At the federal level, Congress is considering its own limit on employment-related credit checks. In January 2011, the “Equal Employment For All Act” (H.R. 321) was introduced in the House. The bill seeks to amend the Fair Credit Reporting Act to “prohibit the use of consumer credit checks against prospective and current employees for the purposes of making adverse employment decisions.”
Proponents of the bills argue that job applicants with poor credit are being unfairly excluded from the job market. They assert that it’s a Catch-22--the unemployed can’t get a job with poor credit and can’t improve their credit without a job.
And the EEOC is not sitting on the sidelines. This past December, the EEOC filed suit against Kaplan Higher Education alleging that the company’s practice of conducting pre-employment credit checks has a disparate impact on racial minorities. According to the lawsuit, Kaplan’s use of credit history data in the hiring process is “not job-related and consistent with business necessity.” The lawsuit comes only months after the EEOC held a public meeting to discuss the use of credit history data in employment decisions.
A similar lawsuit was filed in November 2010 by a private plaintiff challenging the University of Miami’s use of pre-employment credit checks. Similar to the EEOC’s lawsuit, the plaintiff alleges that the University’s use of credit checks has a disparate impact on minorities.
Given the increased scrutiny of pre-employment credit checks, employers should consider reviewing their pre-employment credit check practices.
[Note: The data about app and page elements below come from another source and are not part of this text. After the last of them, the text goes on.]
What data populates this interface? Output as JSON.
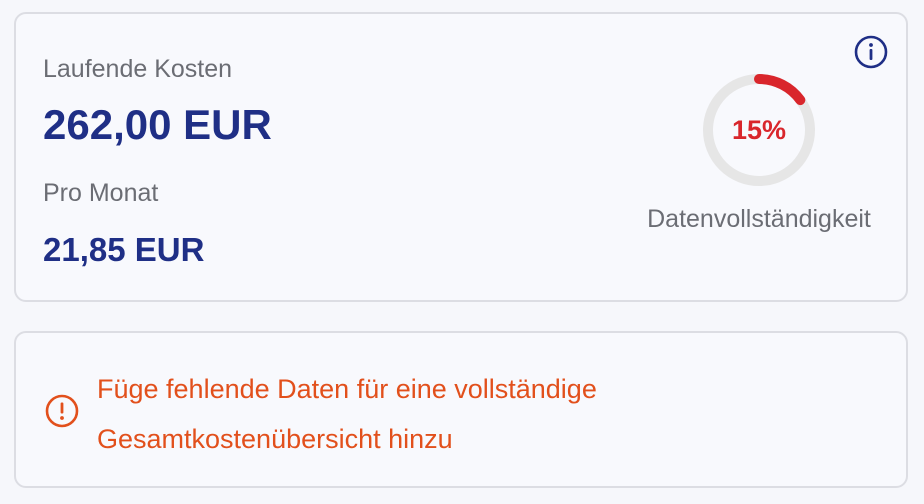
{
  "costs": {
    "running_label": "Laufende Kosten",
    "running_value": "262,00 EUR",
    "monthly_label": "Pro Monat",
    "monthly_value": "21,85 EUR"
  },
  "completeness": {
    "percent_text": "15%",
    "percent_value": 15,
    "caption": "Datenvollständigkeit",
    "progress_color": "#d9262c",
    "track_color": "#e6e6e6"
  },
  "icons": {
    "info": "info-circle-icon",
    "alert": "exclamation-circle-icon"
  },
  "alert": {
    "message": "Füge fehlende Daten für eine vollständige Gesamtkostenübersicht hinzu"
  },
  "colors": {
    "primary": "#1f2f86",
    "alert": "#e2501c",
    "muted_text": "#6b6d74"
  }
}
To minimize potential liability, employers should limit credit checks to positions where there is a “business necessity” and the applicant’s credit history is relevant to the position.